Geographical breakdown

Country Count As %
United States 1 2%
Unknown 48 98%

Demographic breakdown

Readers by professional status Count As %
Researcher 12 24%
Student > Ph. D. Student 6 12%
Student > Master 6 12%
Student > Bachelor 5 10%
Other 3 6%
Other 4 8%
Unknown 13 27%
Readers by discipline Count As %
Medicine and Dentistry 15 31%
Pharmacology, Toxicology and Pharmaceutical Science 3 6%
Psychology 3 6%
Environmental Science 2 4%
Economics, Econometrics and Finance 2 4%
Other 8 16%
Unknown 16 33%

Attention Score in Context
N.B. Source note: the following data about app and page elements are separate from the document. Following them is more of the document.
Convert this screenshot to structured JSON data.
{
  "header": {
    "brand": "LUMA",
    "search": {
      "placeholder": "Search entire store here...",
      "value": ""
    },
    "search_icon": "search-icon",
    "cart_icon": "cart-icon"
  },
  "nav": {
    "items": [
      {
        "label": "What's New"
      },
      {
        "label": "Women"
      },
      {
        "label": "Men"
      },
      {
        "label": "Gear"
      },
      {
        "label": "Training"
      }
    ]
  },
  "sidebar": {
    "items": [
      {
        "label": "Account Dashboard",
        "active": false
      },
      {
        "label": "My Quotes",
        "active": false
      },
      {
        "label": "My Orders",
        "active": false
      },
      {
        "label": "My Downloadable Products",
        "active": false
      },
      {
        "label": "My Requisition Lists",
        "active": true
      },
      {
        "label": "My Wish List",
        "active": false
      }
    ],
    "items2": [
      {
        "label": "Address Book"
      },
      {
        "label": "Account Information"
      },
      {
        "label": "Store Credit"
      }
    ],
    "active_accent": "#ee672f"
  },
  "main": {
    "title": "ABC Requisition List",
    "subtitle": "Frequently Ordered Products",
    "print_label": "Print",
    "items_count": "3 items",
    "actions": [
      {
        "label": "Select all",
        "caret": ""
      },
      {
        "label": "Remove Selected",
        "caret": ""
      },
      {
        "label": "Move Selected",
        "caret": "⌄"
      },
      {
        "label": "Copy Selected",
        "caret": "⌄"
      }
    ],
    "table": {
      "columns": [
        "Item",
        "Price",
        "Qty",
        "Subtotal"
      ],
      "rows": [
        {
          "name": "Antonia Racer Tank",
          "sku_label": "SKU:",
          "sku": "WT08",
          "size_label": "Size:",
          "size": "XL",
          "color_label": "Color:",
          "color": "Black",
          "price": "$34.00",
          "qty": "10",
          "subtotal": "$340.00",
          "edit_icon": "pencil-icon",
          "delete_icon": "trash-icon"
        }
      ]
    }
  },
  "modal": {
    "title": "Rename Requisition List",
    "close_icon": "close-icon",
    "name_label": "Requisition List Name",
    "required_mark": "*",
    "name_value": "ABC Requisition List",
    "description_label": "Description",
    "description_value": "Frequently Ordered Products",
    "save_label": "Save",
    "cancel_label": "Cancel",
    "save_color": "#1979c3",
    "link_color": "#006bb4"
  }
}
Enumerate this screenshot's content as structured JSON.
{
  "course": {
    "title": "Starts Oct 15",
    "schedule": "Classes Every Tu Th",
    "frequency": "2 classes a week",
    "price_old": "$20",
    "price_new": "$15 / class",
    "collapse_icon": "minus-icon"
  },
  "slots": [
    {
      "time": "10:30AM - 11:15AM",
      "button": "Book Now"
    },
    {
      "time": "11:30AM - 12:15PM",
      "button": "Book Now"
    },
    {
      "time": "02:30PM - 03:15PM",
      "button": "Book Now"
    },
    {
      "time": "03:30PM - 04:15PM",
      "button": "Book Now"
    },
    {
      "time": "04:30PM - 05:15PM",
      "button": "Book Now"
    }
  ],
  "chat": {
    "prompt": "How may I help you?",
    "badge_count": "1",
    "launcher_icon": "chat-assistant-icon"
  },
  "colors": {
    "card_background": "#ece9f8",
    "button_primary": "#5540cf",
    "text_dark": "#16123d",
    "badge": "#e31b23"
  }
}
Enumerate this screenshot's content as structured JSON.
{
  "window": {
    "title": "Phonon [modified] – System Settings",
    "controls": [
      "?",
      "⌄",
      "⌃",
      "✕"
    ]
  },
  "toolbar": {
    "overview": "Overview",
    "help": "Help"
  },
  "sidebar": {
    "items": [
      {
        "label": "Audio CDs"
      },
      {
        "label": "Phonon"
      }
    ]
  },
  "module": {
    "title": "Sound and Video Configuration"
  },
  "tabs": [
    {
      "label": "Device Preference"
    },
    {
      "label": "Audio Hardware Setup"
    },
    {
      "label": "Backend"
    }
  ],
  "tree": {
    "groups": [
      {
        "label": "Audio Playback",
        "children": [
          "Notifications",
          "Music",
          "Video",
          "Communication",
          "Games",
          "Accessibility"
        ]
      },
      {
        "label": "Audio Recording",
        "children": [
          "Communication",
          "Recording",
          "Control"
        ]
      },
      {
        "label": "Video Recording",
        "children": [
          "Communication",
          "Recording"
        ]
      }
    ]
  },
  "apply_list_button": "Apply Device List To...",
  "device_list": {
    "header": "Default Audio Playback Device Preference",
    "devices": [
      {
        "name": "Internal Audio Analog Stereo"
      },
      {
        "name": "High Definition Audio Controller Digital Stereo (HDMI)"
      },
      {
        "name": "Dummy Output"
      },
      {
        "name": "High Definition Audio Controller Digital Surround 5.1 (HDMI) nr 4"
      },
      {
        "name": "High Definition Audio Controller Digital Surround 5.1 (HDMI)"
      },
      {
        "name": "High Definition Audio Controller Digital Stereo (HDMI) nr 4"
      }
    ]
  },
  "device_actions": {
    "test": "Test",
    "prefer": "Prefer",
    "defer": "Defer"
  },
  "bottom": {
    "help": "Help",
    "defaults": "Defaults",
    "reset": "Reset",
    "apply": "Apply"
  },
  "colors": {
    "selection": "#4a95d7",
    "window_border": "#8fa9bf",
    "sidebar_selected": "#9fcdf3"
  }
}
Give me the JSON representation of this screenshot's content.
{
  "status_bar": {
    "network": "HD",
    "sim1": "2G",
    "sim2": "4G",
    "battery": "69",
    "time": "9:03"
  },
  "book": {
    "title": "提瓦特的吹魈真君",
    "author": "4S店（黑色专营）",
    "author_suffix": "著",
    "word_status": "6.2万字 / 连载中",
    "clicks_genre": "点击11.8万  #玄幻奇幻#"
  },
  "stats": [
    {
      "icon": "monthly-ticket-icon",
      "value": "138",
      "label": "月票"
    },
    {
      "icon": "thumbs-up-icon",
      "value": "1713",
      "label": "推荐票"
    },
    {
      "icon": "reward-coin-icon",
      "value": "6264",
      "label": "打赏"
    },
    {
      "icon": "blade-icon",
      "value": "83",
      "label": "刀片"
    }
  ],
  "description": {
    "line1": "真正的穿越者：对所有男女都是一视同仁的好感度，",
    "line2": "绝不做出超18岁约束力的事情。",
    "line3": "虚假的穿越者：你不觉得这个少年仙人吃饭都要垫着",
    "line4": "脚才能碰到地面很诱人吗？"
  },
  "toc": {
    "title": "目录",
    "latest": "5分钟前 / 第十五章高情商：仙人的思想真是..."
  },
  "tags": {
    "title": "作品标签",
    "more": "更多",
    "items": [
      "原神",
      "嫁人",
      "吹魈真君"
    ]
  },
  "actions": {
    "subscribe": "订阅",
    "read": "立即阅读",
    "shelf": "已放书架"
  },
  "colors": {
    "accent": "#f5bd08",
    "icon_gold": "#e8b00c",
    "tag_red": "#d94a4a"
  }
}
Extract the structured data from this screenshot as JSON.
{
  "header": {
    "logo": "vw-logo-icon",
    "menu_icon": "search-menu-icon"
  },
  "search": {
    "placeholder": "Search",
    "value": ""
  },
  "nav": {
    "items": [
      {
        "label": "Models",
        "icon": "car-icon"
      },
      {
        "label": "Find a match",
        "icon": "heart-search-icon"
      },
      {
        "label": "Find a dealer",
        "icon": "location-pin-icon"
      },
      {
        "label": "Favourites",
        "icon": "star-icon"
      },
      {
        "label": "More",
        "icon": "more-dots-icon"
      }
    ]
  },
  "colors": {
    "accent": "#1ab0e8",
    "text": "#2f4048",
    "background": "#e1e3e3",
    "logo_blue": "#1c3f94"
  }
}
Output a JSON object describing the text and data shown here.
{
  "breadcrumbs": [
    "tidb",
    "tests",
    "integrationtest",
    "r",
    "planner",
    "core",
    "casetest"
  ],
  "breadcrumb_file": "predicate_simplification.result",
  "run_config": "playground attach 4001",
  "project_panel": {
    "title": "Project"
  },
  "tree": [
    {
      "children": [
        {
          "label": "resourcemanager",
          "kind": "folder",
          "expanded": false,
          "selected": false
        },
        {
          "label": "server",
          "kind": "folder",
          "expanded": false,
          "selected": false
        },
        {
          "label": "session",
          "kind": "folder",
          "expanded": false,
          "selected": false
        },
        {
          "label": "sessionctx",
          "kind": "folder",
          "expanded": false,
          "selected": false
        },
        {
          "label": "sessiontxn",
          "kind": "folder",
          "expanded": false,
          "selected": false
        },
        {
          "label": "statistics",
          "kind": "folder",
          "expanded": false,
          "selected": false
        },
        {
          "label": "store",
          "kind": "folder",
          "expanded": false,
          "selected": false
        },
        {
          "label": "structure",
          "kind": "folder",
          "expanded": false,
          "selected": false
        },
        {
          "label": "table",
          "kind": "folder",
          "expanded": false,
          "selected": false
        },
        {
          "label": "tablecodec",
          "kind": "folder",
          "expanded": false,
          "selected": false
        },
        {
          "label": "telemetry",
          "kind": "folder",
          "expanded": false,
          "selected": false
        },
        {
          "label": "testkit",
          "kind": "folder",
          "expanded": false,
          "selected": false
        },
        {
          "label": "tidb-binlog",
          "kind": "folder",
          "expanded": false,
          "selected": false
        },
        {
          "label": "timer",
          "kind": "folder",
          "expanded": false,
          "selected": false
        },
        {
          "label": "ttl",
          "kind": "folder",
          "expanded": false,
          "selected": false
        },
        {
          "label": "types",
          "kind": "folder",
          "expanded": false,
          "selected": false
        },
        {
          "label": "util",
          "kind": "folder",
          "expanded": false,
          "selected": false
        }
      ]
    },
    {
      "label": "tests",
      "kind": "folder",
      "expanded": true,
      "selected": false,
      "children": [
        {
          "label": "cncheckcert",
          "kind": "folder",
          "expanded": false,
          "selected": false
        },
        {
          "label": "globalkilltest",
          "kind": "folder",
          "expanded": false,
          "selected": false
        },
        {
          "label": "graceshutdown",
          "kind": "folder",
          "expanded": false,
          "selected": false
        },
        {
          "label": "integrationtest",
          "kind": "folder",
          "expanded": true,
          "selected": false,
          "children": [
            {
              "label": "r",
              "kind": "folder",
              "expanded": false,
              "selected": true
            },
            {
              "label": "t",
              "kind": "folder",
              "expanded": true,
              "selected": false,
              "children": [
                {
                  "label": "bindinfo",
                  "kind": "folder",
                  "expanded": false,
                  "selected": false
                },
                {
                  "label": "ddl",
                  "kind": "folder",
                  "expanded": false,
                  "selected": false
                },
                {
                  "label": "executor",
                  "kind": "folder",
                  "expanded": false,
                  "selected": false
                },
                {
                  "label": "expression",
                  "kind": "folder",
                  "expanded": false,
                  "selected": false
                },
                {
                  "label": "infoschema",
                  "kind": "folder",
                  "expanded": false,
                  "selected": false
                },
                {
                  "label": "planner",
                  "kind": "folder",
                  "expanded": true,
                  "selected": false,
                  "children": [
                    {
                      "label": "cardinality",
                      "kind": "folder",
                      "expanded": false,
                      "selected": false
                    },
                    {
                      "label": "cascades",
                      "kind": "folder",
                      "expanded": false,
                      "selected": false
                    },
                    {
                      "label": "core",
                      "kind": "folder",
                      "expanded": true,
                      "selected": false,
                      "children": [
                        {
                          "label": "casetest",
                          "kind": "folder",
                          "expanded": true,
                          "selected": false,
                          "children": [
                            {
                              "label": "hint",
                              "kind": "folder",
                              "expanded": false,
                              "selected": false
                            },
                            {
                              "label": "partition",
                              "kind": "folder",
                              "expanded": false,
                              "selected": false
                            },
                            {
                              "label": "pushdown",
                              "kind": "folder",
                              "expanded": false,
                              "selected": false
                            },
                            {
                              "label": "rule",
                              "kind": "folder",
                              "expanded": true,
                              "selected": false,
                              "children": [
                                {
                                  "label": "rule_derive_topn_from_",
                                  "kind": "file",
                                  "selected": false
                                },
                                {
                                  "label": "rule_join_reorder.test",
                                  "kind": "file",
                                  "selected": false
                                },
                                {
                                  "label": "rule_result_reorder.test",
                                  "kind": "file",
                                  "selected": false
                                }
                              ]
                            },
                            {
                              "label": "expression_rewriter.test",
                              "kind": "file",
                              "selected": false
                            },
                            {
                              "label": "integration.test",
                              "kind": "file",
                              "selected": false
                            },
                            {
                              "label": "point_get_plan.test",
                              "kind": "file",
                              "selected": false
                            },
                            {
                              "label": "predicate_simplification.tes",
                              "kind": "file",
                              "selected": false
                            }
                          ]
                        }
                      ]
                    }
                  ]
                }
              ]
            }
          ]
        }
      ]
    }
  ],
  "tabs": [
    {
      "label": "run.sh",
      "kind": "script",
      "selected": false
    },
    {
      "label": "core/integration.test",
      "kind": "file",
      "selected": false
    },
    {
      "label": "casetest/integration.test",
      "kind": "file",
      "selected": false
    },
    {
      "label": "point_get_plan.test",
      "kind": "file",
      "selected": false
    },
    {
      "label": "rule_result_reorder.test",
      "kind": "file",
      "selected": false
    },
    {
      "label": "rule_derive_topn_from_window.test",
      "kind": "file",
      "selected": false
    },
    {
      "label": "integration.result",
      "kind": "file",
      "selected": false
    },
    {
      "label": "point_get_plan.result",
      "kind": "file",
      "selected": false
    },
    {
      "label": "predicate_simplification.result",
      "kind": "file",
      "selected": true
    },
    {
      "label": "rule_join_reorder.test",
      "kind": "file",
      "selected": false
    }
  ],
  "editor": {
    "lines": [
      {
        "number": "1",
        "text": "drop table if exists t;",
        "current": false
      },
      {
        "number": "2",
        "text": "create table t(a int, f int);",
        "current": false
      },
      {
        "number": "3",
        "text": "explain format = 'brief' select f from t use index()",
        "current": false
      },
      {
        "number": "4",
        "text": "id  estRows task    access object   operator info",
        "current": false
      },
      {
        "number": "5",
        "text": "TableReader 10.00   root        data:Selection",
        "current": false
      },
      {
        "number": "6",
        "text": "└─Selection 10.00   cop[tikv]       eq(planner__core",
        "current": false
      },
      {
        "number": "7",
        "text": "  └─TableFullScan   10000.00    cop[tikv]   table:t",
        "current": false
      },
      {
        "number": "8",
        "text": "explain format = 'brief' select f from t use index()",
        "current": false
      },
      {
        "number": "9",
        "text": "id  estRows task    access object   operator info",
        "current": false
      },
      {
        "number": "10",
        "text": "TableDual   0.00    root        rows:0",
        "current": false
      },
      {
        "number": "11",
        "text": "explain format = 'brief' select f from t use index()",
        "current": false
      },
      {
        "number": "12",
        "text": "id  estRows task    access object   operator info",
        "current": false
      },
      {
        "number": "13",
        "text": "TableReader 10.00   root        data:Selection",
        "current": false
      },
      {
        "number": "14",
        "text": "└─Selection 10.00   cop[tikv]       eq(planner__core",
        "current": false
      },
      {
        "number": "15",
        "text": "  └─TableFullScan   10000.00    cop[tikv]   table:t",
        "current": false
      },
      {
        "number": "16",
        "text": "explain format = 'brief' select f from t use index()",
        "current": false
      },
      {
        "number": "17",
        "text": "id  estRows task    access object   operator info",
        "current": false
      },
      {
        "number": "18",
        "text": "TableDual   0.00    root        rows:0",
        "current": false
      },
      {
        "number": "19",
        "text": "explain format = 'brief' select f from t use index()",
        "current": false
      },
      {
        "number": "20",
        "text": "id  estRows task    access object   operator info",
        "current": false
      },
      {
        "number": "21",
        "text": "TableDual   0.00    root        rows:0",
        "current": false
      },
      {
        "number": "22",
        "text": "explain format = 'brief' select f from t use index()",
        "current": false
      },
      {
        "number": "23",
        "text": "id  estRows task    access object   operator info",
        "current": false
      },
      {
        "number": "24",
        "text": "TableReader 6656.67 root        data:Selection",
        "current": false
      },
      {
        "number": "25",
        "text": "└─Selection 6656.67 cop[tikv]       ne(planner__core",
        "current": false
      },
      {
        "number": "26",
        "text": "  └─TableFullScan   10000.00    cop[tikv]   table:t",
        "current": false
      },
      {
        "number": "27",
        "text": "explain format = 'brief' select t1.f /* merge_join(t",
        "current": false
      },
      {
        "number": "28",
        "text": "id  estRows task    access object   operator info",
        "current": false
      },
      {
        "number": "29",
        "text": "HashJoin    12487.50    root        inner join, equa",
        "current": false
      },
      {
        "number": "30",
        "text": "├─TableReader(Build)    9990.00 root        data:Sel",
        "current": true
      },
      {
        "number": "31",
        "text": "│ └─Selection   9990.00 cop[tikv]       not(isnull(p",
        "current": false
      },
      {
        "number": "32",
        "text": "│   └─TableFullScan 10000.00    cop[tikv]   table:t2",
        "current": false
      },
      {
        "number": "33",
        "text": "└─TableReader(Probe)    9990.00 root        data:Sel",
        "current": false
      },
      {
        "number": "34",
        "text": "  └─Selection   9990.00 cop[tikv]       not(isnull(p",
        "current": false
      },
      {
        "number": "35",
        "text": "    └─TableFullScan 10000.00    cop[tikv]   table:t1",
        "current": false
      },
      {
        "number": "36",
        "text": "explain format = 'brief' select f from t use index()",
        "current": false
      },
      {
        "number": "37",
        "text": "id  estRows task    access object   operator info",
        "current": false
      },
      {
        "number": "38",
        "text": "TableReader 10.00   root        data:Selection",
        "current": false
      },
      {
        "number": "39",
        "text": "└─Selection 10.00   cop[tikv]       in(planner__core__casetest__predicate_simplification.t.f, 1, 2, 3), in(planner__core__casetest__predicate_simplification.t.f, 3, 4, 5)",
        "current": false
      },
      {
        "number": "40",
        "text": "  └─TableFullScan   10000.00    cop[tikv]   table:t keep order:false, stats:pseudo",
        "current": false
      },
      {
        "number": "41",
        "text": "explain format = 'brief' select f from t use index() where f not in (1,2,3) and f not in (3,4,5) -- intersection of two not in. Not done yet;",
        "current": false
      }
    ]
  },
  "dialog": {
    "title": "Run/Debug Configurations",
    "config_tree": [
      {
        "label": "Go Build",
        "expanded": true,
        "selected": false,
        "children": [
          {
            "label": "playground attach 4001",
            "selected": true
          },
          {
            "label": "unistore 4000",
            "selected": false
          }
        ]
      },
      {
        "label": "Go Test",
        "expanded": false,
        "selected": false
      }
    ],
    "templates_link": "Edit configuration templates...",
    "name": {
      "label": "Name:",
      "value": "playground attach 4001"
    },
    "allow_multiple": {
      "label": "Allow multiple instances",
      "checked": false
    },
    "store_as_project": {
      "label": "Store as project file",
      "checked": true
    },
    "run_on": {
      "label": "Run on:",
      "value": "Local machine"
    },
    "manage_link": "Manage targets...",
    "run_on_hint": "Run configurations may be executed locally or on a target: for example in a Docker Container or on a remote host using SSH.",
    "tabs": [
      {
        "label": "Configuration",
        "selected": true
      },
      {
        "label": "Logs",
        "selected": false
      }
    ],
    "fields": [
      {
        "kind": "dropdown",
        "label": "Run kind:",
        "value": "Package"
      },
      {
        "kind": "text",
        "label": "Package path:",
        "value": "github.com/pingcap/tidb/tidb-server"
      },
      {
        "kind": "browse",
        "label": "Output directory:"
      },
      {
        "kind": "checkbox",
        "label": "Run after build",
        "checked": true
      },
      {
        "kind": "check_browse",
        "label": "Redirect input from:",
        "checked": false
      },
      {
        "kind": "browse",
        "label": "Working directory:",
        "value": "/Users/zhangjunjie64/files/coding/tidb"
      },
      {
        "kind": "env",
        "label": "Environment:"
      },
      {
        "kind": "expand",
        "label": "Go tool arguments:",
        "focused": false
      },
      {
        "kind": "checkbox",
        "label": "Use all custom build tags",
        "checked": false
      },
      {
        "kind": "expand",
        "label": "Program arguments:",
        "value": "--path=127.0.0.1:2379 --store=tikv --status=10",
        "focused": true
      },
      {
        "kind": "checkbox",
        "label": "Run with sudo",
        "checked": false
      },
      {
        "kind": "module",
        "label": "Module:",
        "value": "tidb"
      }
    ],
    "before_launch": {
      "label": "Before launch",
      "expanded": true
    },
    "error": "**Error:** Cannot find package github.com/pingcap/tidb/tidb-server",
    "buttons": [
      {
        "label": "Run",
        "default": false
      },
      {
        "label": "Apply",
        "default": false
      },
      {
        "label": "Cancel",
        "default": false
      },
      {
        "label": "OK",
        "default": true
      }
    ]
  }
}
This research output has an Altmetric Attention Score of 2. This is our high-level measure of the quality and quantity of online attention that it has received. This Attention Score, as well as the ranking and number of research outputs shown below, was calculated when the research output was last mentioned on 02 December 2016.
All research outputs
#4,058,578
of 8,713,305 outputs
Outputs from Antimicrobial Resistance and Infection Control
#263
of 360 outputs
Outputs of similar age
#133,812
of 299,495 outputs
Outputs of similar age from Antimicrobial Resistance and Infection Control
#29
of 36 outputs
Altmetric has tracked 8,713,305 research outputs across all sources so far. This one has received more attention than most of these and is in the 52nd percentile.
So far Altmetric has tracked 360 research outputs from this source. They typically receive a lot more attention than average, with a mean Attention Score of 16.8. This one is in the 23rd percentile – i.e., 23% of its peers scored the same or lower than it.
Older research outputs will score higher simply because they've had more time to accumulate mentions. To account for age we can compare this Altmetric Attention Score to the 299,495 tracked outputs that were published within six weeks on either side of this one in any source. This one has gotten more attention than average, scoring higher than 53% of its contemporaries.
We're also able to compare this research output to 36 others from the same source and published within six weeks on either side of this one. This one is in the 19th percentile – i.e., 19% of its contemporaries scored the same or lower than it.